This is a fun and exciting opportunity to study archaeology, hands-on, in beautiful West Texas, as well as a chance to contribute to our growing understanding of prehistory in the Trans-Pecos region.
This six credit hour course teaches archaeological field techniques to undergraduate and graduate students. At Sul Ross, three hours of the class credit can be applied to Social Science curriculum requirements, and the remaining three hours apply to elective credit. However, students from other institutions may receive credit consistent with their local program guidelines (consult your department). You will be working side-by-side with experienced, professional archaeologists. The course is designed to assist students in learning and developing archaeological field techniques, such as mapping features, profiling exposures, finding and recording sites, and methods of excavation. Fieldwork is augmented by an intensive program of guest lectures, field trips, discussions, and laboratory work. Expect warm-to-hot temperatures—shade set-ups will be used during excavations.
This year's field school will incorporate investigations at several noteworthy locations in the Trans-Pecos region of West Texas. This is a unique opportunity for students to engage in archaeological studies in a variety of settings and to gain an appreciation for the diversity of prehistoric lifeways and environments in the Trans-Pecos.
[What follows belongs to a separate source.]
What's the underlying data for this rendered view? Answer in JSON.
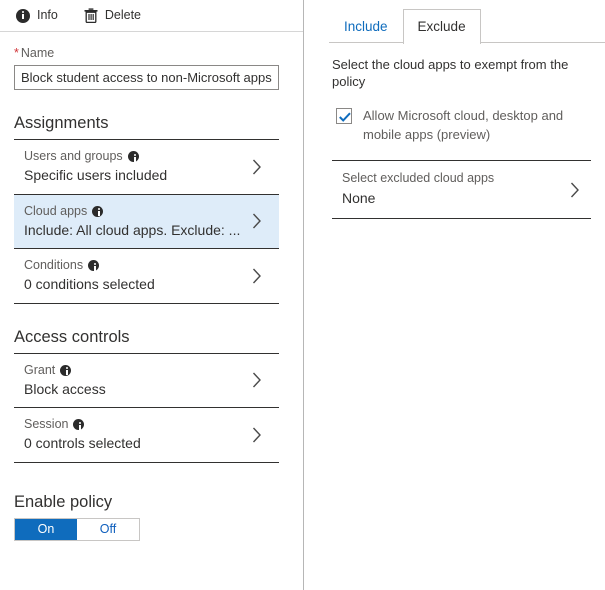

The possibilities for study locations include the Nature Conservancy's Independence Creek Preserve in Terrell County, additional renowned and important sites in the Lower Pecos region, sites in the Big Bend region of the Eastern Trans-Pecos, and a range of sites on vast and remote private ranches—all extremely rare opportunities.
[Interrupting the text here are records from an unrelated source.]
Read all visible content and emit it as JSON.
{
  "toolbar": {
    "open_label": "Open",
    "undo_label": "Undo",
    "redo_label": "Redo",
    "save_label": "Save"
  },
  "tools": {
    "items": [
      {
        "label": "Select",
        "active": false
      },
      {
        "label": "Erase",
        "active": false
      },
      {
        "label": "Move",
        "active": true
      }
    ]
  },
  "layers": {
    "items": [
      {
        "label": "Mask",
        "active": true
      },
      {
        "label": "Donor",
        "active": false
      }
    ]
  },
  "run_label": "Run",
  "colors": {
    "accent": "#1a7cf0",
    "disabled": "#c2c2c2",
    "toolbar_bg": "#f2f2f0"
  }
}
Generally, the field school will consist of five 5-day sessions (Monday to Friday) with weekend breaks. However, considerable flexibility may be exercised to accommodate weather and field trip logistics. In many instances, bunkhouse-type accommodations will be available in ranch facilities. However, when conditions allow, some brief tent/car camping may be needed to facilitate work in remote locations. All food is provided, with breakfast and dinner prepared by a camp cook. Depending on the final itinerary, Sul Ross can provide vehicle support for field excursions, but students may want or need to provide transportation to base camps. In addition to lectures and presentations, after-class activities will vary according to the itinerary. Possibilities include swimming (at several locations), fishing, birding, exploration, and photography.
Tuition and fees will be $1,257.50 for Texas residents and $3,135.50 for out-of-state residents. A field school fee of $500 will also be charged to cover the cost of prepared meals, transportation, and all lab supplies and equipment. Some scholarships are available to help cover part of the field school fee. The application/registration deadline is May 14. There is a limit of 15 students, so reserve a place immediately by contacting Samuel Cason at firstname.lastname@example.org, (432) 837-8823. For more information, contact Susan Chisholm at the Center for Big Bend Studies, Sul Ross State University, (432) 837-8179, email@example.com.